After the Euro 2004 qualification campaign ended in tears, the Bosnia and Herzegovina national football team looked at the 2006 FIFA World Cup with a renewed sense of purpose and vigor. Reaching the World Cup would be no easy task, however, with heavyweights Spain and Serbia (then known as Serbia and Montenegro) drawn into the same group as Bosnia and Herzegovina. The campaign got off to a bright start, however, with the Bosnians playing out draws with both Spain and Serbia at home to gain two crucial points. Along with the new campaign, came a new kit sponsor for the Dragons. Little known brand Legea out of Italy signed with the team until 2014. Many Bosnian fans were disappointed, hopeful that they would see a return of Adidas or a brand such as Nike, or Puma. Many attributed the poor decision to sign with Legea to the federation, which was at the height of it’s corruption that would later lead to the “Savez Napolje” (Federation Out) campaign by fan groups such as BHFanaticos.
Even though the small company became the tell-tale talisman of the corrupt FA, it soon became part of the Bosnian story.
Legea continued the traditional white tops, blue shorts combo, creating a streamlined jersey. However, as the years went on, Legea’s designs became more and more disjointed and random. At one match, the players would be outfitted with a certain design, and at the very next, with a different one. It seemed as though Legea was emptying it’s back room storages and strapping on a Bosnian football federation patch on the designs.
The same initial design remained until midway through the 2008 EURO qualifying campaign when Legea designed a slightly different style, complete with blue sleeves and a slightly looser feel.
After the unsuccessful EURO2008 campaign, all seemed lost for the Bosnian team. The fans had virtually boycotted the team thanks to the corrupt football federation. A lot of the players boycotted the team for the same reason. When Meho Kodro was sacked for refusing to play another friendly with Iran, the situation reached it’s boiling point. Miroslav “Ciro” Blazevic was appointed as manager to quell the situation and attract the attention of the media through his charismatic personality. It worked. Blazevic was able to create a team that did something no previous Bosnian team could, reach the qualification playoffs.
Bosnia played some of it’s biggest matches in the two versions between 2008-2010, including the double win against Belgium during the 2010 World Cup Campaign, the draw against Turkey at home in Zenica.
Even though the 2010 campaign ended with ultimate disappointed, Susic continued to build on what Blazevic had started, by finishing second in the group once again, and once again facing Portugal in the playoffs. The Bosnians had a chance to win first place in their group had it not been for a controversial penalty in the last match against France in Paris. Throughout the campaign, the same sleek jersey was featured, pointed to as the best to date designed by Legea. In addition to the standard design, Legea also released a “special blue and yellow” version during a series of friendlies between the 2010 and 2012 campaigns.

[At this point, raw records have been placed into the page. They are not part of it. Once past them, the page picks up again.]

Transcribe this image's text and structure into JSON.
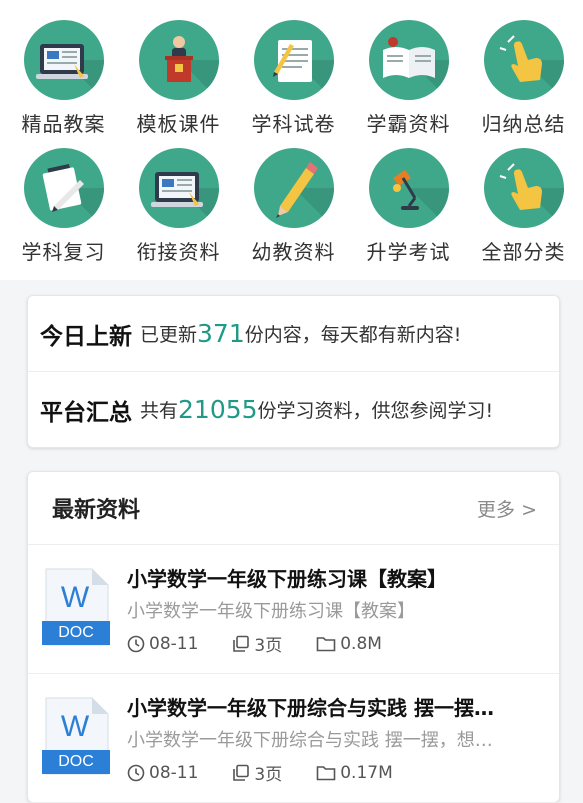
{
  "categories": [
    {
      "label": "精品教案",
      "icon": "laptop-lesson-icon"
    },
    {
      "label": "模板课件",
      "icon": "podium-speaker-icon"
    },
    {
      "label": "学科试卷",
      "icon": "notebook-pencil-icon"
    },
    {
      "label": "学霸资料",
      "icon": "open-book-icon"
    },
    {
      "label": "归纳总结",
      "icon": "hand-pointer-icon"
    },
    {
      "label": "学科复习",
      "icon": "notepad-pen-icon"
    },
    {
      "label": "衔接资料",
      "icon": "laptop-lesson-icon"
    },
    {
      "label": "幼教资料",
      "icon": "pencil-icon"
    },
    {
      "label": "升学考试",
      "icon": "desk-lamp-icon"
    },
    {
      "label": "全部分类",
      "icon": "hand-pointer-icon"
    }
  ],
  "stats": {
    "today": {
      "title": "今日上新",
      "prefix": "已更新",
      "count": "371",
      "suffix": "份内容，每天都有新内容!"
    },
    "total": {
      "title": "平台汇总",
      "prefix": "共有",
      "count": "21055",
      "suffix": "份学习资料，供您参阅学习!"
    }
  },
  "latest": {
    "title": "最新资料",
    "more": "更多 >",
    "items": [
      {
        "title": "小学数学一年级下册练习课【教案】",
        "desc": "小学数学一年级下册练习课【教案】",
        "date": "08-11",
        "pages": "3页",
        "size": "0.8M",
        "badge": "DOC",
        "letter": "W"
      },
      {
        "title": "小学数学一年级下册综合与实践 摆一摆…",
        "desc": "小学数学一年级下册综合与实践 摆一摆，想…",
        "date": "08-11",
        "pages": "3页",
        "size": "0.17M",
        "badge": "DOC",
        "letter": "W"
      }
    ]
  },
  "colors": {
    "accent": "#3fa88a",
    "number": "#1f9a86",
    "doc_blue": "#2b7fd6"
  }
}
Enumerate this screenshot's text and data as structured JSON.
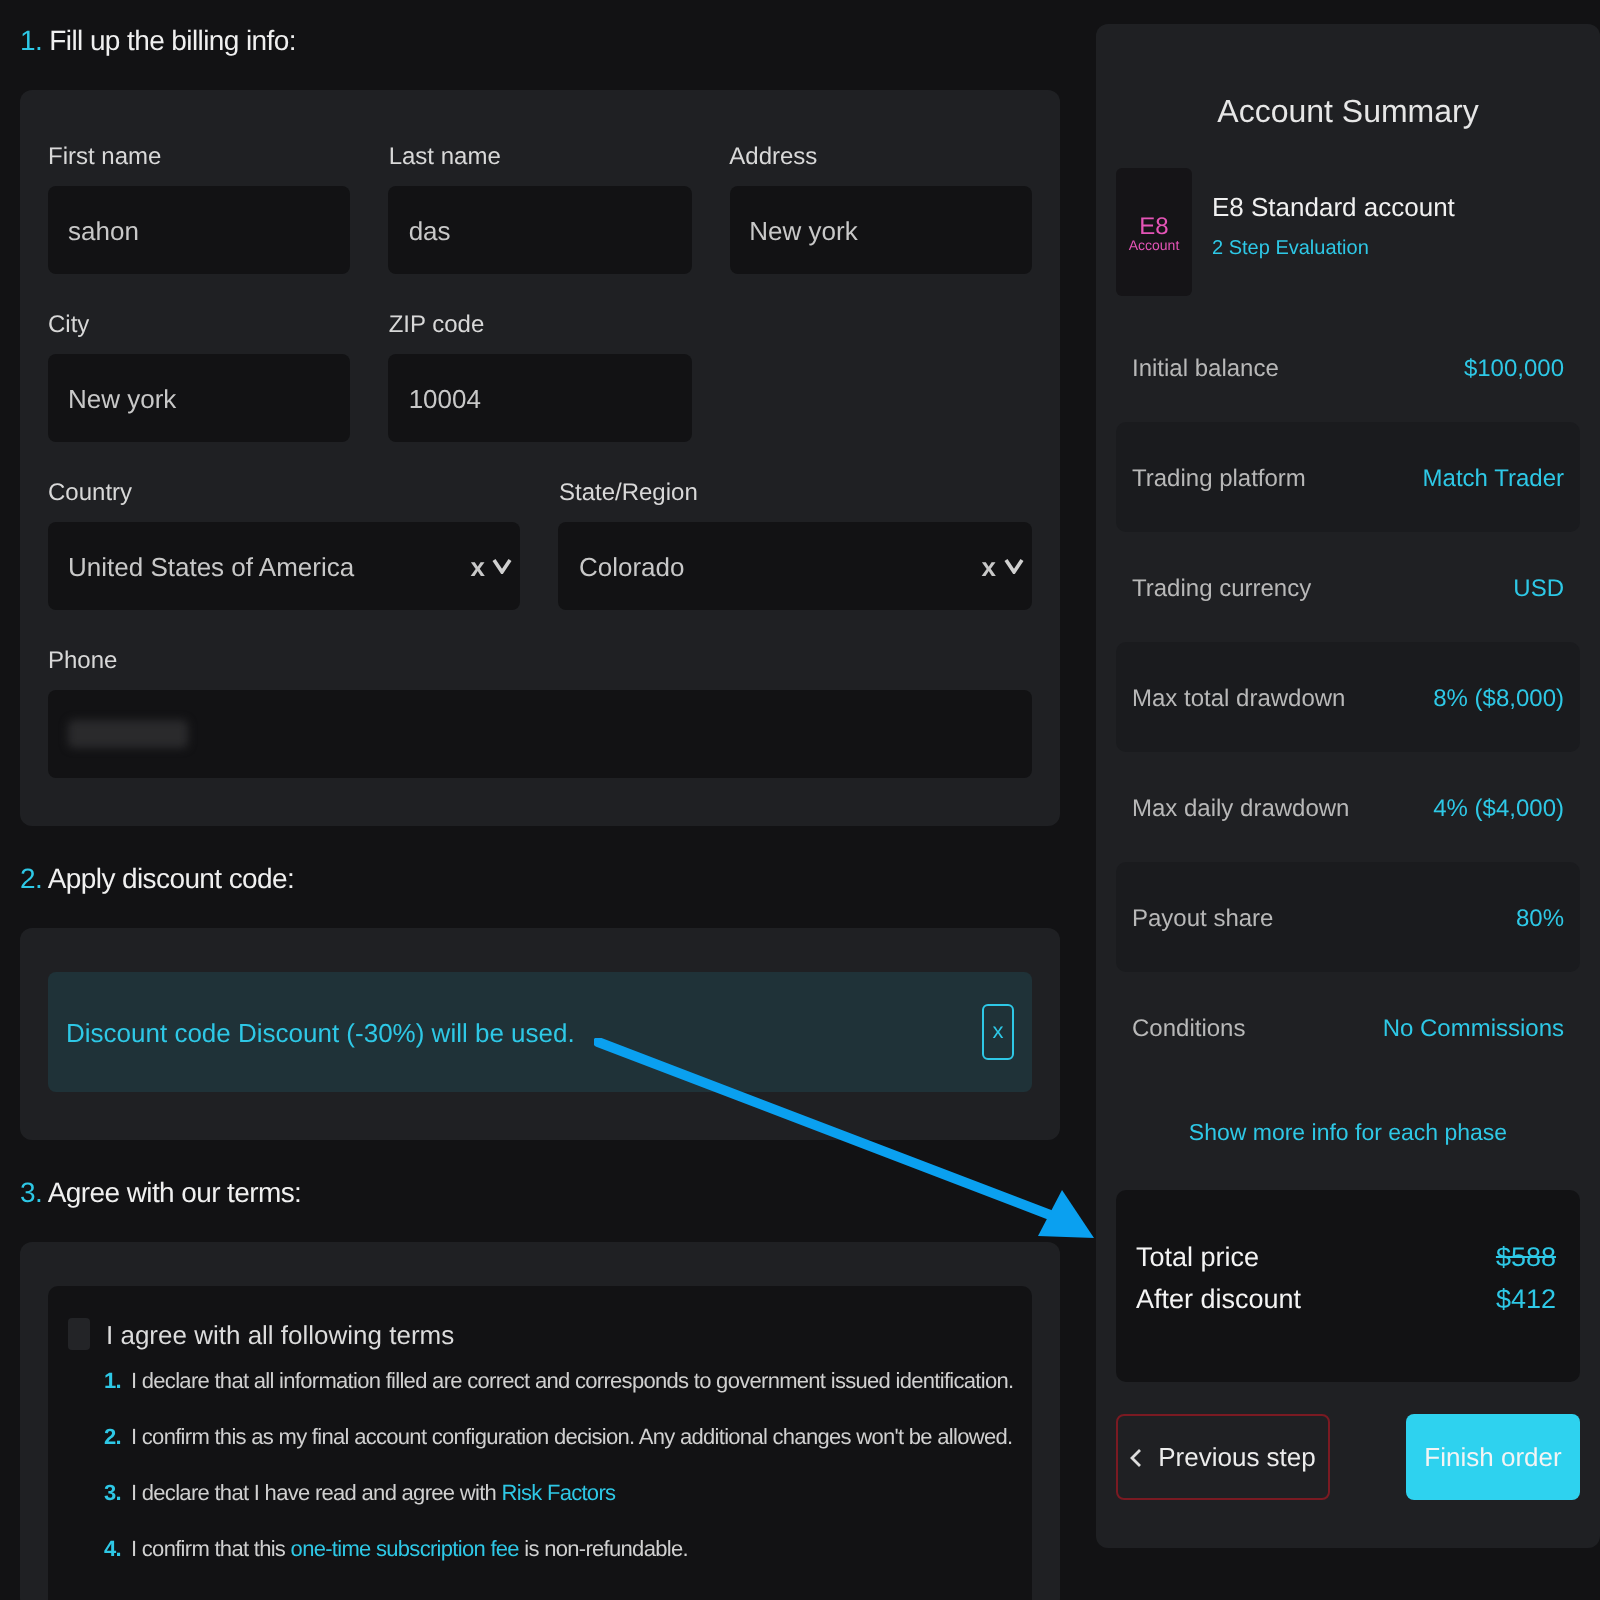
{
  "billing": {
    "number": "1.",
    "title": "Fill up the billing info:",
    "fields": [
      {
        "label": "First name",
        "value": "sahon",
        "kind": "text"
      },
      {
        "label": "Last name",
        "value": "das",
        "kind": "text"
      },
      {
        "label": "Address",
        "value": "New york",
        "kind": "text"
      },
      {
        "label": "City",
        "value": "New york",
        "kind": "text"
      },
      {
        "label": "ZIP code",
        "value": "10004",
        "kind": "text"
      },
      {
        "label": "Country",
        "value": "United States of America",
        "kind": "select",
        "clear": "x"
      },
      {
        "label": "State/Region",
        "value": "Colorado",
        "kind": "select",
        "clear": "x"
      },
      {
        "label": "Phone",
        "kind": "redacted"
      }
    ]
  },
  "discount": {
    "number": "2.",
    "title": "Apply discount code:",
    "message": "Discount code Discount (-30%) will be used.",
    "close": "x"
  },
  "terms": {
    "number": "3.",
    "title": "Agree with our terms:",
    "checkbox_label": "I agree with all following terms",
    "checked": false,
    "items": [
      {
        "number": "1.",
        "parts": [
          {
            "text": "I declare that all information filled are correct and corresponds to government issued identification."
          }
        ]
      },
      {
        "number": "2.",
        "parts": [
          {
            "text": "I confirm this as my final account configuration decision. Any additional changes won't be allowed."
          }
        ]
      },
      {
        "number": "3.",
        "parts": [
          {
            "text": "I declare that I have read and agree with "
          },
          {
            "link": "Risk Factors"
          }
        ]
      },
      {
        "number": "4.",
        "parts": [
          {
            "text": "I confirm that this "
          },
          {
            "link": "one-time subscription fee"
          },
          {
            "text": " is non-refundable."
          }
        ]
      }
    ]
  },
  "summary": {
    "title": "Account Summary",
    "logo": {
      "top": "E8",
      "bottom": "Account"
    },
    "account_name": "E8 Standard account",
    "account_type": "2 Step Evaluation",
    "rows": [
      {
        "label": "Initial balance",
        "value": "$100,000"
      },
      {
        "label": "Trading platform",
        "value": "Match Trader"
      },
      {
        "label": "Trading currency",
        "value": "USD"
      },
      {
        "label": "Max total drawdown",
        "value": "8% ($8,000)"
      },
      {
        "label": "Max daily drawdown",
        "value": "4% ($4,000)"
      },
      {
        "label": "Payout share",
        "value": "80%"
      },
      {
        "label": "Conditions",
        "value": "No Commissions"
      }
    ],
    "more_link": "Show more info for each phase",
    "prices": [
      {
        "label": "Total price",
        "value": "$588",
        "struck": true
      },
      {
        "label": "After discount",
        "value": "$412",
        "struck": false
      }
    ],
    "buttons": [
      {
        "label": "Previous step",
        "kind": "back"
      },
      {
        "label": "Finish order",
        "kind": "primary"
      }
    ]
  }
}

With Susic returning for the 2014 World Cup qualifying campaign, Legea released an altogether different concept, all white and all blue jerseys. Half-way through the campaign, Leagea released what they dubbed as the 2014 World Cup jerseys, in which Bosnia achieved it’s best result ever, qualification to a major tournament, the World Cup in Brazil.
Even though the quality of the jersey was often criticized, the way the contract was formulated with the small Italian company, and the inconsistent nature of the designs, Legea will remain part of the history of the Bosnian national team, being the brand worn during some of the biggest results of the team.
June 3rd, 2014 – FUTURE (ADIDAS)